In the past few weeks, I have been involved with a lot of criticism, both giving and receiving. I would like to share some concerns I have with criticism in this post.
Julia Cameron talks about the challenges of criticism in her wonderful book The Artist’s Way :
Pointed criticism, if accurate, often gives the artist an inner sense of relief: “Ah, hah! so that’s what was wrong with it.” Useful criticism ultimately leaves us with one more puzzle piece for our work.
Useless criticism, on the other hand, leaves us with a feeling of being bludgeoned. As a rule, it is withering and shaming in tone; ambiguous in content; personal, inaccurate, or blanket in it condemnations. There is nothing to be gleaned from irresponsible criticism.
The trouble, from what I have observed, is that accurate criticism tends to be received very often like the “useless” criticism that Julia Cameron describes. In “The Neuroscience of Leadership” David Rock and Jeffrey Schwartz present the following finding to illustrate the trouble with changing someone’s behavior:
In many studies of patients who have undergone coronary bypass surgery, only one in nine people, on average, adopts healthier day-to-day habits. The others’ lives are at significantly greater risk unless they exercise and lose weight, and they clearly see the value of changing their behavior. But they don’t follow through.
What I have noticed is that people shut down when they are criticized. Personally, I get angry and upset if I am criticized too harshly regardless of the accuracy of the criticism. My fight or fight response kicks in, and it’s almost entirely useless to continue because I have been rendered immobile. When I give criticism, the receiver exhibits the same kind of patterns; they shut down and become angry and unreachable.

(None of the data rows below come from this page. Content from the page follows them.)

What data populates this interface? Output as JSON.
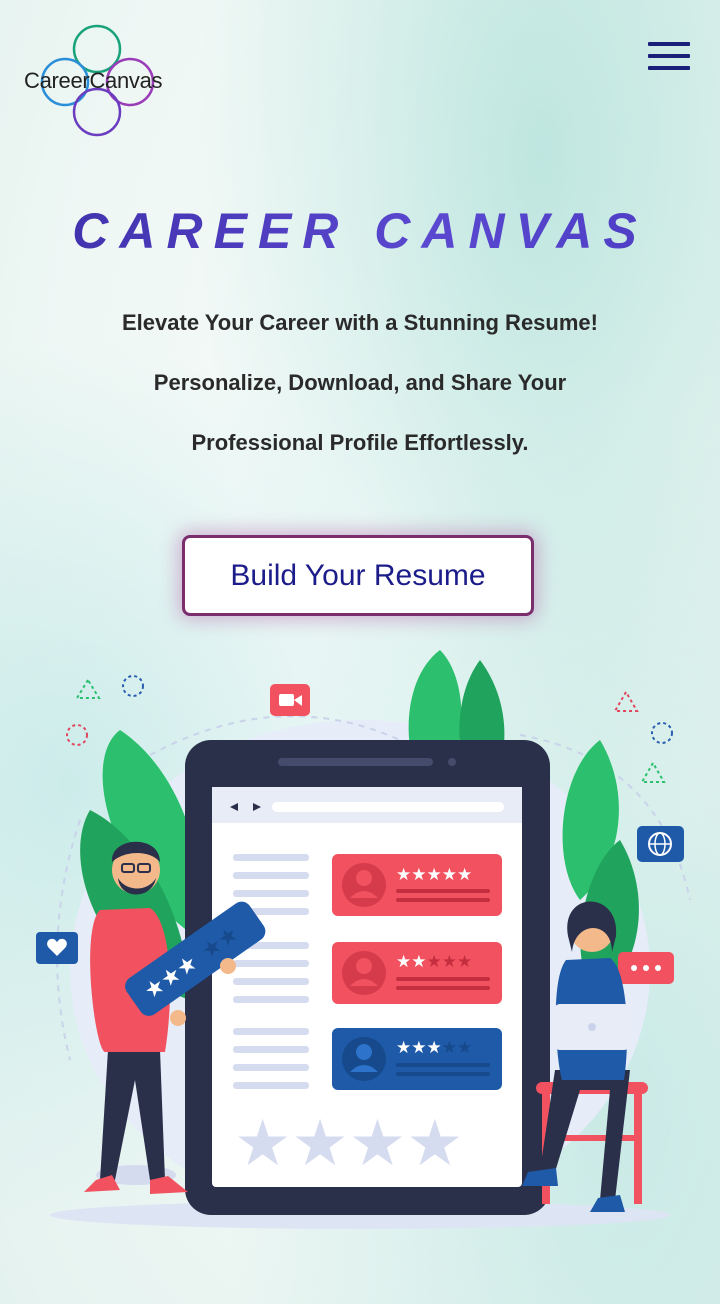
{
  "header": {
    "logo_text": "CareerCanvas",
    "menu_icon": "hamburger-menu-icon"
  },
  "hero": {
    "title": "CAREER CANVAS",
    "tagline_line1": "Elevate Your Career with a Stunning Resume!",
    "tagline_line2": "Personalize, Download, and Share Your",
    "tagline_line3": "Professional Profile Effortlessly.",
    "cta_label": "Build Your Resume"
  },
  "illustration": {
    "ratings_stars": [
      5,
      2,
      3
    ],
    "icons": [
      "video-icon",
      "heart-icon",
      "globe-icon",
      "chat-icon"
    ]
  },
  "colors": {
    "brand_purple": "#4a38b8",
    "cta_border": "#7a2e6e",
    "cta_text": "#1c1c8a",
    "menu": "#1a1f7a"
  }
}
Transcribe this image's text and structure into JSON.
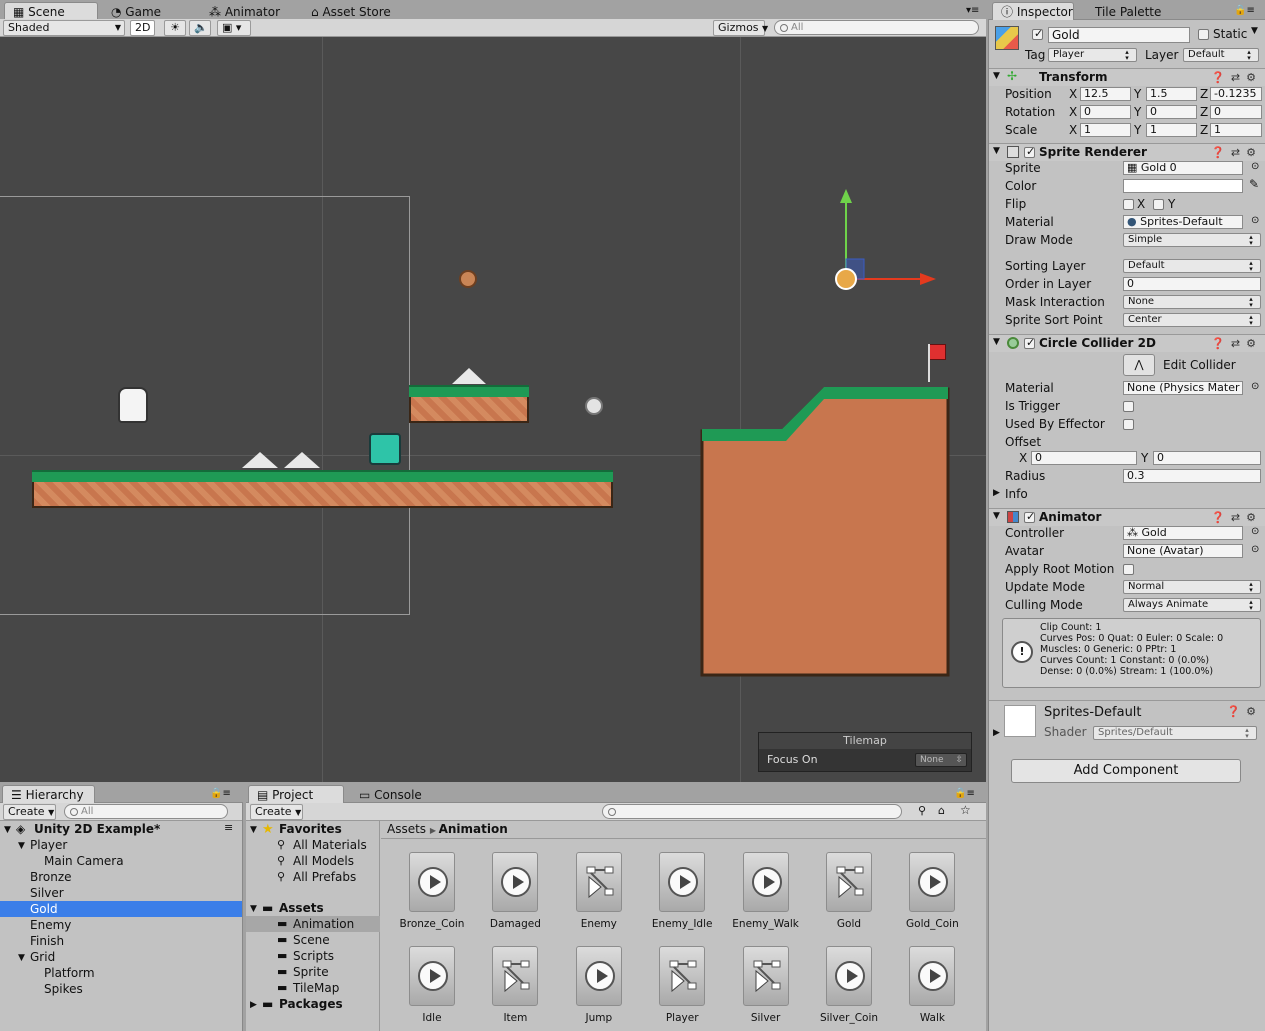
{
  "scene_tabs": {
    "scene": "Scene",
    "game": "Game",
    "animator": "Animator",
    "asset_store": "Asset Store"
  },
  "scene_toolbar": {
    "shading": "Shaded",
    "mode_2d": "2D",
    "gizmos": "Gizmos",
    "search_placeholder": "All"
  },
  "inspector_tabs": {
    "inspector": "Inspector",
    "tile_palette": "Tile Palette"
  },
  "object": {
    "name": "Gold",
    "static_label": "Static",
    "tag_label": "Tag",
    "tag": "Player",
    "layer_label": "Layer",
    "layer": "Default"
  },
  "transform": {
    "title": "Transform",
    "position_label": "Position",
    "rotation_label": "Rotation",
    "scale_label": "Scale",
    "position": {
      "x": "12.5",
      "y": "1.5",
      "z": "-0.1235"
    },
    "rotation": {
      "x": "0",
      "y": "0",
      "z": "0"
    },
    "scale": {
      "x": "1",
      "y": "1",
      "z": "1"
    }
  },
  "sprite_renderer": {
    "title": "Sprite Renderer",
    "sprite_label": "Sprite",
    "sprite": "Gold 0",
    "color_label": "Color",
    "flip_label": "Flip",
    "flip_x": "X",
    "flip_y": "Y",
    "material_label": "Material",
    "material": "Sprites-Default",
    "draw_mode_label": "Draw Mode",
    "draw_mode": "Simple",
    "sorting_layer_label": "Sorting Layer",
    "sorting_layer": "Default",
    "order_label": "Order in Layer",
    "order": "0",
    "mask_label": "Mask Interaction",
    "mask": "None",
    "sort_point_label": "Sprite Sort Point",
    "sort_point": "Center"
  },
  "circle_collider": {
    "title": "Circle Collider 2D",
    "edit_collider": "Edit Collider",
    "material_label": "Material",
    "material": "None (Physics Mater",
    "is_trigger_label": "Is Trigger",
    "effector_label": "Used By Effector",
    "offset_label": "Offset",
    "offset_x": "0",
    "offset_y": "0",
    "radius_label": "Radius",
    "radius": "0.3",
    "info_label": "Info"
  },
  "animator": {
    "title": "Animator",
    "controller_label": "Controller",
    "controller": "Gold",
    "avatar_label": "Avatar",
    "avatar": "None (Avatar)",
    "root_motion_label": "Apply Root Motion",
    "update_mode_label": "Update Mode",
    "update_mode": "Normal",
    "culling_label": "Culling Mode",
    "culling": "Always Animate",
    "info": [
      "Clip Count: 1",
      "Curves Pos: 0 Quat: 0 Euler: 0 Scale: 0",
      "Muscles: 0 Generic: 0 PPtr: 1",
      "Curves Count: 1 Constant: 0 (0.0%)",
      "Dense: 0 (0.0%) Stream: 1 (100.0%)"
    ]
  },
  "material_preview": {
    "name": "Sprites-Default",
    "shader_label": "Shader",
    "shader": "Sprites/Default"
  },
  "add_component": "Add Component",
  "tilemap_overlay": {
    "title": "Tilemap",
    "focus_label": "Focus On",
    "focus_value": "None"
  },
  "hierarchy": {
    "tab": "Hierarchy",
    "create": "Create",
    "search_placeholder": "All",
    "scene_name": "Unity 2D Example*",
    "items": [
      {
        "label": "Player"
      },
      {
        "label": "Main Camera"
      },
      {
        "label": "Bronze"
      },
      {
        "label": "Silver"
      },
      {
        "label": "Gold"
      },
      {
        "label": "Enemy"
      },
      {
        "label": "Finish"
      },
      {
        "label": "Grid"
      },
      {
        "label": "Platform"
      },
      {
        "label": "Spikes"
      }
    ]
  },
  "project": {
    "tab": "Project",
    "console_tab": "Console",
    "create": "Create",
    "favorites_label": "Favorites",
    "favorites": [
      "All Materials",
      "All Models",
      "All Prefabs"
    ],
    "assets_label": "Assets",
    "folders": [
      "Animation",
      "Scene",
      "Scripts",
      "Sprite",
      "TileMap"
    ],
    "packages_label": "Packages",
    "breadcrumb": {
      "root": "Assets",
      "current": "Animation"
    },
    "files": [
      {
        "name": "Bronze_Coin",
        "kind": "clip"
      },
      {
        "name": "Damaged",
        "kind": "clip"
      },
      {
        "name": "Enemy",
        "kind": "controller"
      },
      {
        "name": "Enemy_Idle",
        "kind": "clip"
      },
      {
        "name": "Enemy_Walk",
        "kind": "clip"
      },
      {
        "name": "Gold",
        "kind": "controller"
      },
      {
        "name": "Gold_Coin",
        "kind": "clip"
      },
      {
        "name": "Idle",
        "kind": "clip"
      },
      {
        "name": "Item",
        "kind": "controller"
      },
      {
        "name": "Jump",
        "kind": "clip"
      },
      {
        "name": "Player",
        "kind": "controller"
      },
      {
        "name": "Silver",
        "kind": "controller"
      },
      {
        "name": "Silver_Coin",
        "kind": "clip"
      },
      {
        "name": "Walk",
        "kind": "clip"
      }
    ]
  },
  "colors": {
    "selection": "#3b7ee8",
    "grass": "#1f9a55",
    "dirt": "#c8764e",
    "scene_bg": "#474747",
    "panel_bg": "#c2c2c2"
  }
}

After explaining the neurological pathway through which we learn and change (which does have connections to the fight or fight response due to an automatic search and reaction to “errors”), Rock and Schwartz summarize the challenges of changing behavior:
Try to change another person’s behavior, even with the best possible justification, and he or she will experience discomfort. The brain sends out powerful messages that something is wrong, and the capacity for higher thought is decreased. Change itself thus amplifies stress and discomfort.
Despite knowing this, I often plow ahead with ill-advised and poorly thought out criticism. My observation is that for the person giving criticism, it is more important to be “right” about the content of their critique than it is for the delivery to be useful for the person being criticized. Often, the receiver is blamed for receiving criticism badly if they get upset, and the whole event gets chalked up to “tough love”.
I am frustrated by this, and I am regularly disappointed in myself when I do not communicate in a way that is fully beneficial for the person being criticized. I am also frustrated when people criticize others, including myself, for not taking into account the effectiveness and destructiveness of that criticism.
What do you think about criticism? Do you have any experience with being criticized where the advice was accurate, but your response was irrational? What did it feel like? Or perhaps you were criticizing, and you noticed that nothing was sinking in? How do you change behavior more effectively? Or should we criticize at all? What is the value of criticism?